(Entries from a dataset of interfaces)
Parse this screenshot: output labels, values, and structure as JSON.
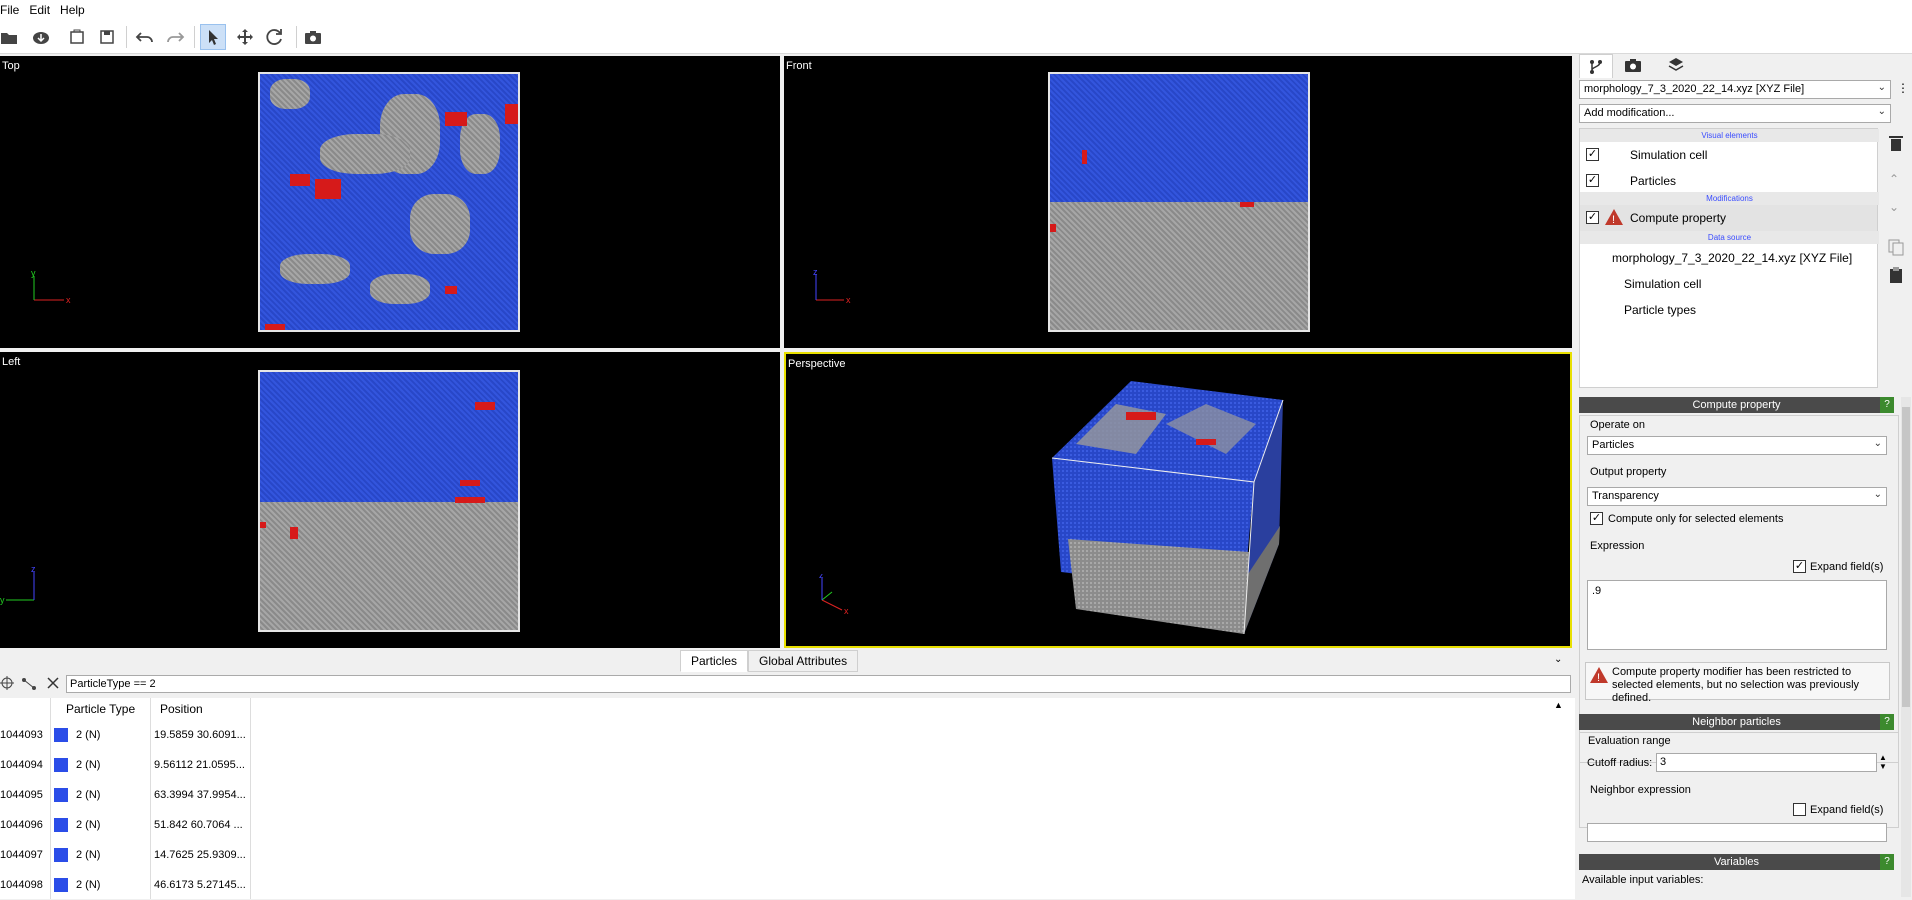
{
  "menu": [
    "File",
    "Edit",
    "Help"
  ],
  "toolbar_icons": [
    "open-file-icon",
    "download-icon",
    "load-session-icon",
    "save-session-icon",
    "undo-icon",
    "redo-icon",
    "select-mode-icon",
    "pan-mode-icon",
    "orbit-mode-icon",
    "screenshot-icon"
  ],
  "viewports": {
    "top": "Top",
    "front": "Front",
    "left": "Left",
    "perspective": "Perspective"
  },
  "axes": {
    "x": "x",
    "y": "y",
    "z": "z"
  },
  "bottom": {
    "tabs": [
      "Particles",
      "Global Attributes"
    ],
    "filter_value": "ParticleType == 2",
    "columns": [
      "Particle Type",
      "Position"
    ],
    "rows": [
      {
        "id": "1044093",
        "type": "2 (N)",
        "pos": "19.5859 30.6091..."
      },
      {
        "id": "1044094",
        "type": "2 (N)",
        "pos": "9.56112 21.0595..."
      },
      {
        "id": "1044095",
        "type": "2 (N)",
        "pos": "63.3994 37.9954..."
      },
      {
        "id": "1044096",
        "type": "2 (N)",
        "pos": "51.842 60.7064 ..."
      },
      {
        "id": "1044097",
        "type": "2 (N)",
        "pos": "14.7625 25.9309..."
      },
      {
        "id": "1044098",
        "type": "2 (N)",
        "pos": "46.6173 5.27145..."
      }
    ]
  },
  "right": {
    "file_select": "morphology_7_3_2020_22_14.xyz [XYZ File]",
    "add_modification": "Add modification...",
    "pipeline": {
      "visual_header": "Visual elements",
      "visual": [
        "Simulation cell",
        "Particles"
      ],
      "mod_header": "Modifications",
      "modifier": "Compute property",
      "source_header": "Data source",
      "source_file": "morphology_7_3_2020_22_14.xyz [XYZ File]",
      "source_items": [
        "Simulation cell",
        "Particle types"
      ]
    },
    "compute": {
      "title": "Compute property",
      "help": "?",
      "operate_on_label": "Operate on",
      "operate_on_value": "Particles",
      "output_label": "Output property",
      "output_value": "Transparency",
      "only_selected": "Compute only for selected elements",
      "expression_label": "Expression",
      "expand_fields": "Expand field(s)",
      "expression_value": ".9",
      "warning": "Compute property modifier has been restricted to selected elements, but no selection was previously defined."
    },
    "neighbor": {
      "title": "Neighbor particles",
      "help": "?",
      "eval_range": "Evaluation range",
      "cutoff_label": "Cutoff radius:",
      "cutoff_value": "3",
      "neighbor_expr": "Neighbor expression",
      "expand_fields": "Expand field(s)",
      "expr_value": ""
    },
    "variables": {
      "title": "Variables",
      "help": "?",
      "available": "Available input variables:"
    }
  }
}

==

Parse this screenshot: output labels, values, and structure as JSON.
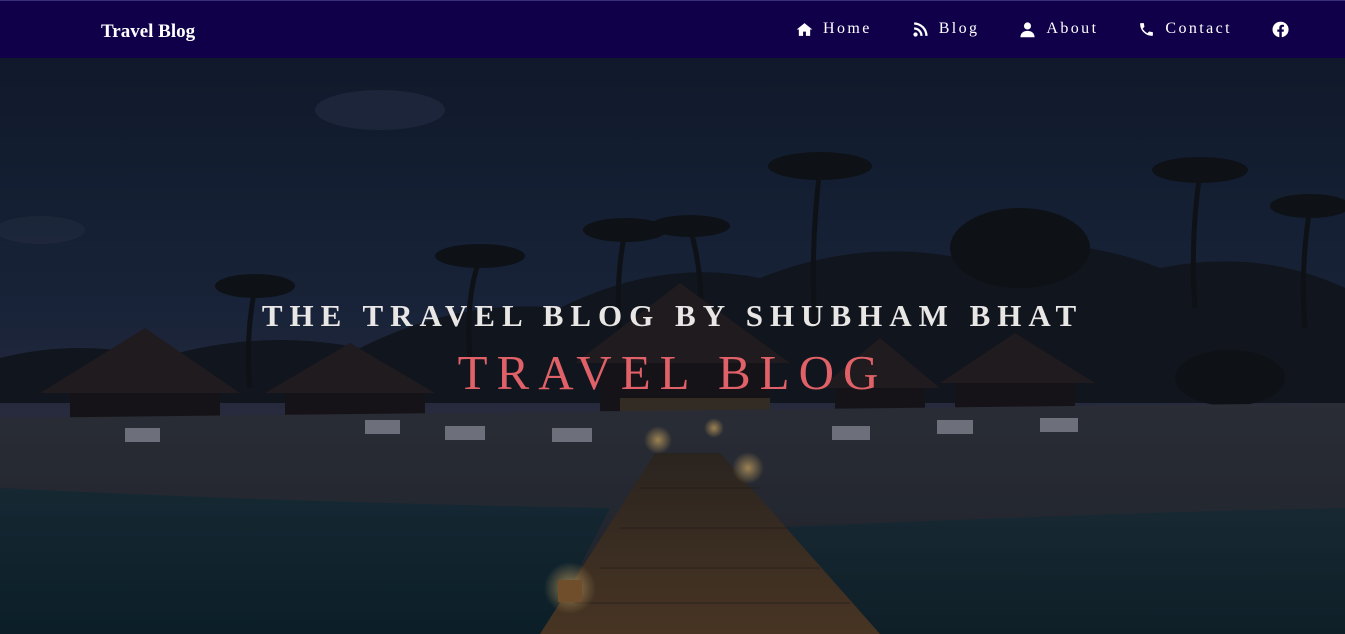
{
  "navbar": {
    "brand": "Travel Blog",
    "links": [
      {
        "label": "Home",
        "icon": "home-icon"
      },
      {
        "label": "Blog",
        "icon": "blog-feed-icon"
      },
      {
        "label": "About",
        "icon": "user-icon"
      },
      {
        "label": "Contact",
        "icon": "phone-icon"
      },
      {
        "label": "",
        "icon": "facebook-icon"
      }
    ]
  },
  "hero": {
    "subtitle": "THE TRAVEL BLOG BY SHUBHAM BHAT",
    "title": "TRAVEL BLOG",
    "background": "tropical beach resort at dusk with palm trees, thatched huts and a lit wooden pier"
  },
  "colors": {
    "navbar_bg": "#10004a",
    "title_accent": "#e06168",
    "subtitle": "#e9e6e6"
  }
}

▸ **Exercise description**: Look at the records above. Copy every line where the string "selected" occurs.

▸ **The completed task**:
      "only_selected": "Compute only for selected elements",
      "warning": "Compute property modifier has been restricted to selected elements, but no selection was previously defined."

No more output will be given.